— What to do —
Although the records contain pictures, the copy must not; reproduce everything else in them exactly.

— Data for analysis —

---*---

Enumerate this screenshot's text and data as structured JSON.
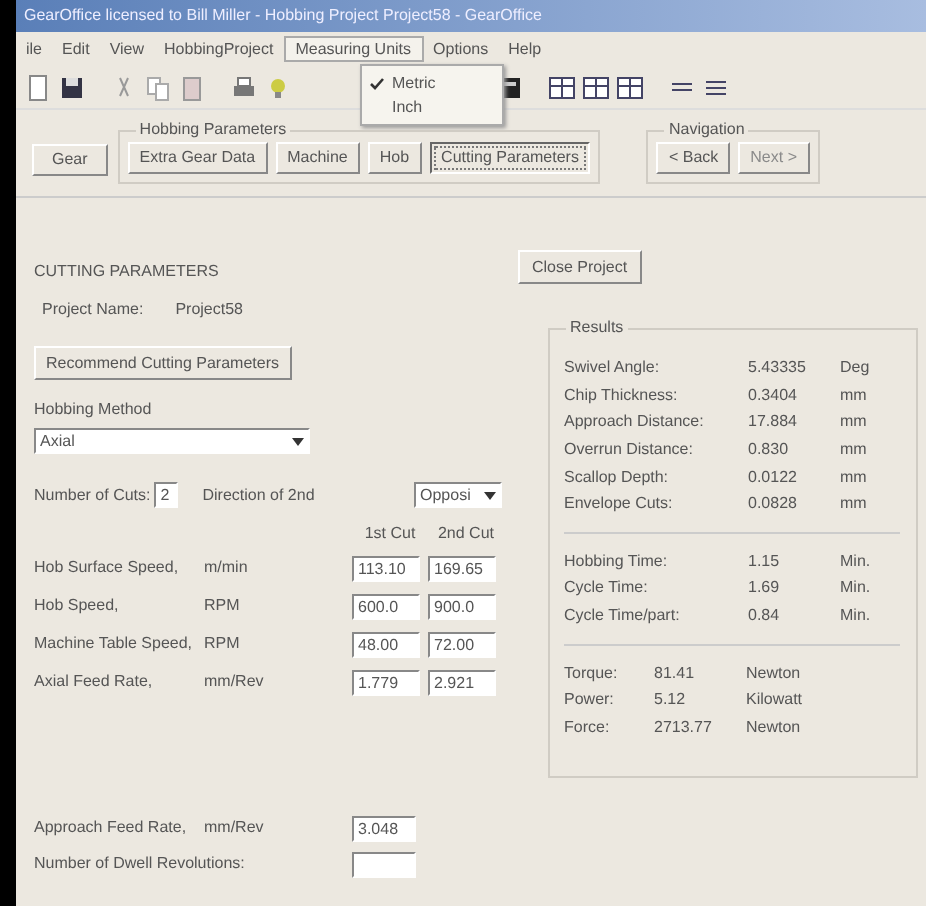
{
  "window": {
    "title": "GearOffice licensed to Bill Miller - Hobbing Project Project58 - GearOffice"
  },
  "menu": [
    {
      "label": "ile",
      "selected": false
    },
    {
      "label": "Edit",
      "selected": false
    },
    {
      "label": "View",
      "selected": false
    },
    {
      "label": "HobbingProject",
      "selected": false
    },
    {
      "label": "Measuring Units",
      "selected": true
    },
    {
      "label": "Options",
      "selected": false
    },
    {
      "label": "Help",
      "selected": false
    }
  ],
  "units_menu": [
    {
      "label": "Metric",
      "checked": true
    },
    {
      "label": "Inch",
      "checked": false
    }
  ],
  "gear_button": "Gear",
  "hobbing_parameters": {
    "title": "Hobbing Parameters",
    "tabs": [
      {
        "label": "Extra Gear Data",
        "selected": false
      },
      {
        "label": "Machine",
        "selected": false
      },
      {
        "label": "Hob",
        "selected": false
      },
      {
        "label": "Cutting Parameters",
        "selected": true
      }
    ]
  },
  "navigation": {
    "title": "Navigation",
    "buttons": [
      {
        "label": "< Back",
        "disabled": false
      },
      {
        "label": "Next >",
        "disabled": true
      }
    ]
  },
  "heading": "CUTTING PARAMETERS",
  "project_name": {
    "label": "Project Name:",
    "value": "Project58"
  },
  "recommend_button": "Recommend Cutting Parameters",
  "close_button": "Close Project",
  "hobbing_method": {
    "label": "Hobbing Method",
    "value": "Axial"
  },
  "cuts": {
    "label": "Number of Cuts:",
    "value": "2",
    "direction_label": "Direction of 2nd",
    "direction_value": "Opposi"
  },
  "cut_columns": [
    "1st Cut",
    "2nd Cut"
  ],
  "cut_rows": [
    {
      "label": "Hob Surface Speed,",
      "unit": "m/min",
      "values": [
        "113.10",
        "169.65"
      ]
    },
    {
      "label": "Hob Speed,",
      "unit": "RPM",
      "values": [
        "600.0",
        "900.0"
      ]
    },
    {
      "label": "Machine Table Speed,",
      "unit": "RPM",
      "values": [
        "48.00",
        "72.00"
      ]
    },
    {
      "label": "Axial Feed Rate,",
      "unit": "mm/Rev",
      "values": [
        "1.779",
        "2.921"
      ]
    }
  ],
  "approach": {
    "label": "Approach Feed Rate,",
    "unit": "mm/Rev",
    "value": "3.048"
  },
  "dwell": {
    "label": "Number of Dwell Revolutions:"
  },
  "results": {
    "title": "Results",
    "sections": [
      [
        {
          "label": "Swivel Angle:",
          "value": "5.43335",
          "unit": "Deg"
        },
        {
          "label": "Chip Thickness:",
          "value": "0.3404",
          "unit": "mm"
        },
        {
          "label": "Approach Distance:",
          "value": "17.884",
          "unit": "mm"
        },
        {
          "label": "Overrun Distance:",
          "value": "0.830",
          "unit": "mm"
        },
        {
          "label": "Scallop Depth:",
          "value": "0.0122",
          "unit": "mm"
        },
        {
          "label": "Envelope Cuts:",
          "value": "0.0828",
          "unit": "mm"
        }
      ],
      [
        {
          "label": "Hobbing Time:",
          "value": "1.15",
          "unit": "Min."
        },
        {
          "label": "Cycle Time:",
          "value": "1.69",
          "unit": "Min."
        },
        {
          "label": "Cycle Time/part:",
          "value": "0.84",
          "unit": "Min."
        }
      ],
      [
        {
          "label": "Torque:",
          "value": "81.41",
          "unit": "Newton"
        },
        {
          "label": "Power:",
          "value": "5.12",
          "unit": "Kilowatt"
        },
        {
          "label": "Force:",
          "value": "2713.77",
          "unit": "Newton"
        }
      ]
    ]
  }
}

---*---

— Output below —
Enumerate this screenshot's text and data as structured JSON.
{
  "window": {
    "title": "GearOffice licensed to Bill Miller - Hobbing Project Project58 - GearOffice"
  },
  "menu": [
    {
      "label": "ile",
      "selected": false
    },
    {
      "label": "Edit",
      "selected": false
    },
    {
      "label": "View",
      "selected": false
    },
    {
      "label": "HobbingProject",
      "selected": false
    },
    {
      "label": "Measuring Units",
      "selected": true
    },
    {
      "label": "Options",
      "selected": false
    },
    {
      "label": "Help",
      "selected": false
    }
  ],
  "units_menu": [
    {
      "label": "Metric",
      "checked": true
    },
    {
      "label": "Inch",
      "checked": false
    }
  ],
  "gear_button": "Gear",
  "hobbing_parameters": {
    "title": "Hobbing Parameters",
    "tabs": [
      {
        "label": "Extra Gear Data",
        "selected": false
      },
      {
        "label": "Machine",
        "selected": false
      },
      {
        "label": "Hob",
        "selected": false
      },
      {
        "label": "Cutting Parameters",
        "selected": true
      }
    ]
  },
  "navigation": {
    "title": "Navigation",
    "buttons": [
      {
        "label": "< Back",
        "disabled": false
      },
      {
        "label": "Next >",
        "disabled": true
      }
    ]
  },
  "heading": "CUTTING PARAMETERS",
  "project_name": {
    "label": "Project Name:",
    "value": "Project58"
  },
  "recommend_button": "Recommend Cutting Parameters",
  "close_button": "Close Project",
  "hobbing_method": {
    "label": "Hobbing Method",
    "value": "Axial"
  },
  "cuts": {
    "label": "Number of Cuts:",
    "value": "2",
    "direction_label": "Direction of 2nd",
    "direction_value": "Opposi"
  },
  "cut_columns": [
    "1st Cut",
    "2nd Cut"
  ],
  "cut_rows": [
    {
      "label": "Hob Surface Speed,",
      "unit": "m/min",
      "values": [
        "113.10",
        "169.65"
      ]
    },
    {
      "label": "Hob Speed,",
      "unit": "RPM",
      "values": [
        "600.0",
        "900.0"
      ]
    },
    {
      "label": "Machine Table Speed,",
      "unit": "RPM",
      "values": [
        "48.00",
        "72.00"
      ]
    },
    {
      "label": "Axial Feed Rate,",
      "unit": "mm/Rev",
      "values": [
        "1.779",
        "2.921"
      ]
    }
  ],
  "approach": {
    "label": "Approach Feed Rate,",
    "unit": "mm/Rev",
    "value": "3.048"
  },
  "dwell": {
    "label": "Number of Dwell Revolutions:"
  },
  "results": {
    "title": "Results",
    "sections": [
      [
        {
          "label": "Swivel Angle:",
          "value": "5.43335",
          "unit": "Deg"
        },
        {
          "label": "Chip Thickness:",
          "value": "0.3404",
          "unit": "mm"
        },
        {
          "label": "Approach Distance:",
          "value": "17.884",
          "unit": "mm"
        },
        {
          "label": "Overrun Distance:",
          "value": "0.830",
          "unit": "mm"
        },
        {
          "label": "Scallop Depth:",
          "value": "0.0122",
          "unit": "mm"
        },
        {
          "label": "Envelope Cuts:",
          "value": "0.0828",
          "unit": "mm"
        }
      ],
      [
        {
          "label": "Hobbing Time:",
          "value": "1.15",
          "unit": "Min."
        },
        {
          "label": "Cycle Time:",
          "value": "1.69",
          "unit": "Min."
        },
        {
          "label": "Cycle Time/part:",
          "value": "0.84",
          "unit": "Min."
        }
      ],
      [
        {
          "label": "Torque:",
          "value": "81.41",
          "unit": "Newton"
        },
        {
          "label": "Power:",
          "value": "5.12",
          "unit": "Kilowatt"
        },
        {
          "label": "Force:",
          "value": "2713.77",
          "unit": "Newton"
        }
      ]
    ]
  }
}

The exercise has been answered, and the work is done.